What Are The Costs Of Disinflation?, Dean D. Croushore May 1992

What Are The Costs Of Disinflation?, Dean D. Croushore

Economics Faculty Publications

The Federal Reserve can use monetary policy to reduce the inflation rate, a process known as disinflation. Are the benefits of disinflation worth the costs? Proponents of disinflation argue that the long-run benefits of price stability, including lower interest rates, increased economic efficiency, and perhaps faster economic growth, greatly exceed the short-run costs. Opponents, of course, claim the opposite, usually arguing that the short-run costs in terms of higher unemployment and lost output would be immense.


How Big Is Your Share Of Government Debt?, Dean D. Croushore Nov 1990

How Big Is Your Share Of Government Debt?, Dean D. Croushore

Economics Faculty Publications

In evaluating the government's financial position, taxpayers need to account not only for its debt, but also for its ownership of tangible assets. Each taxpayer has a share of the government's net worth that is positive; however, the share was larger 10 years ago. While the real net debt tripled, this huge rise in government indebtedness generated no similar gain in government assets. Taxpayers will be paying interest on this debt with little hope of higher future returns from government assets to help pay it off. It is recommended that the government adopt a capital-budgeting system. This system ...


Government Financial Policy And Capital, Dean D. Croushore Oct 1987

Government Financial Policy And Capital, Dean D. Croushore

Economics Faculty Publications

Economists have long been concerned about the best way to finance government deficits. Finding the proper fiscal policy and monetary policy mix is a crucial decision. When government debt grows too fast, interest rates rise and capital is crowded out. If the money growth rate is excessive, inflation occurs.

The study of this issue at the theoretical level requires a model which incorporates the following features: (1) modeling money and bonds as endogenous financial assets, whose rates of return are determined in general equilibrium, (2) examination of the utility maxi mization decisions of individuals, so that welfare analysis of alternative ...


The Fruits Of Merchant Capital: Slavery And Bourgeois Property In The Rise And Expansion Of Capitalism (Book Review), Edward L. Ayers Jan 1983

The Fruits Of Merchant Capital: Slavery And Bourgeois Property In The Rise And Expansion Of Capitalism (Book Review), Edward L. Ayers

History Faculty Publications

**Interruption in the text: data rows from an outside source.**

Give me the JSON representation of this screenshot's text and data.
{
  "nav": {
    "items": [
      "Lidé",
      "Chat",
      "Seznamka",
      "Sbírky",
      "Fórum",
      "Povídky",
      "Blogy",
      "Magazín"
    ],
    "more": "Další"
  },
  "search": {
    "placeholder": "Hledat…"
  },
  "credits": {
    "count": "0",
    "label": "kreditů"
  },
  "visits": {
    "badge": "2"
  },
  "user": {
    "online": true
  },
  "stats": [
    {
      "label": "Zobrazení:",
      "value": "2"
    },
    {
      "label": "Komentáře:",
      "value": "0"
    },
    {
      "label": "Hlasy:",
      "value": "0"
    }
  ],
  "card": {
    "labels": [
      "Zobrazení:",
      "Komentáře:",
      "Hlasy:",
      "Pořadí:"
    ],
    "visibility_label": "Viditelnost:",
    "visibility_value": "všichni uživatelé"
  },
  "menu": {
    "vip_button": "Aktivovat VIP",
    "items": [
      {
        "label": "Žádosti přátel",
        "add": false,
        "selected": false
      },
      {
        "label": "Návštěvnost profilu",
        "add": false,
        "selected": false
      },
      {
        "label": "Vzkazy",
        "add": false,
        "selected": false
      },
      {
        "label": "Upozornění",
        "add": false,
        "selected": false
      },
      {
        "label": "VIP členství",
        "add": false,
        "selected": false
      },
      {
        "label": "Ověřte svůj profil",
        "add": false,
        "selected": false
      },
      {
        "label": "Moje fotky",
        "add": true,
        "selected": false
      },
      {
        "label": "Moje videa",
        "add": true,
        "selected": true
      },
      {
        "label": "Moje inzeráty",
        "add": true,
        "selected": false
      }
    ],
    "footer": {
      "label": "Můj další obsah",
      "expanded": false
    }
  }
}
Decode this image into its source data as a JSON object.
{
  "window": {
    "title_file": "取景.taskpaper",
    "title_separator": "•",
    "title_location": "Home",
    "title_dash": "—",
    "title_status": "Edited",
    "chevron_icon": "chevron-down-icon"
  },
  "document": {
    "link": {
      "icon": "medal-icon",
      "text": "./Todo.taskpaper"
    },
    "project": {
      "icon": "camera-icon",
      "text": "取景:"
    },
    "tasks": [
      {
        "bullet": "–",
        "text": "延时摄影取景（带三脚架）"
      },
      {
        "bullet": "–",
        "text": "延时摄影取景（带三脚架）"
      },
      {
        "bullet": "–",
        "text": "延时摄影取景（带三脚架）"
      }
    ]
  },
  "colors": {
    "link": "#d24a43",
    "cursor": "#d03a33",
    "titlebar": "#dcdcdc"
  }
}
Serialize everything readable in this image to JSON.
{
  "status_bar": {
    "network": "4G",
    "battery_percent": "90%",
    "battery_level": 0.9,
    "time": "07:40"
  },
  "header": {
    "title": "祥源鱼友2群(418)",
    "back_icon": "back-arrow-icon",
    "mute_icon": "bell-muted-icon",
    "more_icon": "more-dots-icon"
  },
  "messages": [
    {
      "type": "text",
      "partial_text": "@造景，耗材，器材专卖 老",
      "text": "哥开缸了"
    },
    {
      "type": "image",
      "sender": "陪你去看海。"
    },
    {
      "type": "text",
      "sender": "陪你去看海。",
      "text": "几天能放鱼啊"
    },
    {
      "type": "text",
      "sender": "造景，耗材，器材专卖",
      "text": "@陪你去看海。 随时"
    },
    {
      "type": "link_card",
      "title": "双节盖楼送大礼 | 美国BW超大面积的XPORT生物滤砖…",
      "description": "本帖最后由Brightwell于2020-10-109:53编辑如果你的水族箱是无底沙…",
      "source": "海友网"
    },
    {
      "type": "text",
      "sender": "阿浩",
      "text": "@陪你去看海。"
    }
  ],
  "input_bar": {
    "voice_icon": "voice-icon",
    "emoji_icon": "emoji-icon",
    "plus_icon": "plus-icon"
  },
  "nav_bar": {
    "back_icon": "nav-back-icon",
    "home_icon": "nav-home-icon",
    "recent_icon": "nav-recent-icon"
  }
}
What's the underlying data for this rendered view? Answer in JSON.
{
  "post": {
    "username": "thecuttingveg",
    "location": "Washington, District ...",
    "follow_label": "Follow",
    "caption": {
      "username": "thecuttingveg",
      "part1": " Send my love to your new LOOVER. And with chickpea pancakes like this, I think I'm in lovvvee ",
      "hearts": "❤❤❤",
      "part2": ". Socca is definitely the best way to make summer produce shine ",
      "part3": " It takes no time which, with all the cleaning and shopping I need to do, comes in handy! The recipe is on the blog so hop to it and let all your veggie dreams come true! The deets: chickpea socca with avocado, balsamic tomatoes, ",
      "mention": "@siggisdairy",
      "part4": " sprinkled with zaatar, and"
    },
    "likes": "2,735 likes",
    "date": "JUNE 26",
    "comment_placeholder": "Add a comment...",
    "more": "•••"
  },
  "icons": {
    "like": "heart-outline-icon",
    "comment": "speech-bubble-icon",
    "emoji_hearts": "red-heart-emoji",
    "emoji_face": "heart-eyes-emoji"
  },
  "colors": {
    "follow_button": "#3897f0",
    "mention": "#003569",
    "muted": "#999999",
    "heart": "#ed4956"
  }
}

Review of the book,The Fruits of Merchant Capital: Slavery and Bourgeois Property in the Rise and Expansion of Capitalism by Elizabeth Fox-Genovese and Eugene D. Genovese. New York: Oxford University Press, 1983.